Onset of action: <5 minutes with bolus administration (Nieminen 2013)
Duration of action: Hemodynamic effects continue for up to 7 to 9 days after discontinuation of a 24-hour infusion.
Distribution: Vss: ~0.2 L/kg
Protein binding: Levosimendan: 97% to 98% (primarily to albumin); OR-1855: 39%; OR-1896: 42%
Metabolism: Completely metabolized (primarily by conjugation) into two active metabolites (OR-1855 and OR-1896)
Half-life elimination:
Levosimendan: ~1 hour
OR-1855 and OR-1896: 75 to 80 hours
Time to peak: OR-1855 and OR-1896: Peak plasma concentration occurs ~2 days after infusion is stopped
Excretion: Urine (54%; as metabolites); feces (44%)
Pharmacodynamics/Kinetics: Additional Considerations
Renal function impairment: AUC of active metabolites OR-1855 and OR-1896 is increased by 170% in patients with severe renal impairment and in patients on dialysis.
References: International
European Society of Gynecology (ESG); Association for European Paediatric Cardiology (AEPC); German Society for Gender Medicine (DGesGM), Regitz-Zagrosek V, Blomstrom Lundqvist C, Borghi C, et al; ESC Committee for Practice Guidelines.

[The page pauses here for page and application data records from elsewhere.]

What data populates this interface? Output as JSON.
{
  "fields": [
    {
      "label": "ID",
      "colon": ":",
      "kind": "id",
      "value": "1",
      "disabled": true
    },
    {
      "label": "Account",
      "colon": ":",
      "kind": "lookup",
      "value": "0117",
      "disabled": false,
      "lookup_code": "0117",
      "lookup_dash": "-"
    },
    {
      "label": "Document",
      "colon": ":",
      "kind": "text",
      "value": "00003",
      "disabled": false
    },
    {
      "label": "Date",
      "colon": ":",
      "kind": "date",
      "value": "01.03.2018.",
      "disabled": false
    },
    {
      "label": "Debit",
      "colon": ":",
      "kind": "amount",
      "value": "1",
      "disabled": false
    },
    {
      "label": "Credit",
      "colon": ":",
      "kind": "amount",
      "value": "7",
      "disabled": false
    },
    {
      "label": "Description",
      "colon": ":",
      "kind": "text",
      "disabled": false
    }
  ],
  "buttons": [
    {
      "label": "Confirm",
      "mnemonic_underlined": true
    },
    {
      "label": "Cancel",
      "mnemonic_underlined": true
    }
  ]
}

ESC Guidelines on the management of cardiovascular diseases during pregnancy: the Task Force on the Management of Cardiovascular Diseases during Pregnancy of the European Society of Cardiology (ESC). Eur Heart J. 2011;32(24):3147-3197.[PubMed 21873418]
Mebazaa A, Nieminen MS, Packer M, et al. Levosimendan vs dobutamine for patients with acute decompensated heart failure: the SURVIVE Randomized Trial. JAMA. 2007;297(17):1883-1891.[PubMed 17473298]
Nieminen MS, Fruhwald S, Heunks LM, et al. Levosimendan: current data, clinical use and future development. Heart Lung Vessel. 2013;5(4):227-245.[PubMed 24364017]
Packer M, Colucci W, Fisher L, et al. Effect of levosimendan on the short-term clinical course of patients with acutely decompensated heart failure. J Am Coll Cardiol HF. 2013;1:103-111.
Papp Z, Édes I, Fruhwald S, et al. Levosimendan: molecular mechanisms and clinical implications: consensus of experts on the mechanisms of action of levosimendan [published online July 23, 2011]. Int J Cardiol. 2012;159(2):82-87.[PubMed 21784540]
Ponikowski P, Voors AA, Anker SD, et al. 2016 ESC guidelines for the diagnosis and treatment of acute and chronic heart failure: The Task Force for the diagnosis and treatment of acute and chronic heart failure of the European Society of Cardiology (ESC). Eur Heart J. 2016;37(27):2129-2200.[PubMed 27206819]
Simdax (levosimendan) solution for infusion [Sweden summary of product characteristics]. Espoo, Finland: Orion Corporation; December 2016.

This monograph is adopted from Lexicomp, Nov. 8, 2018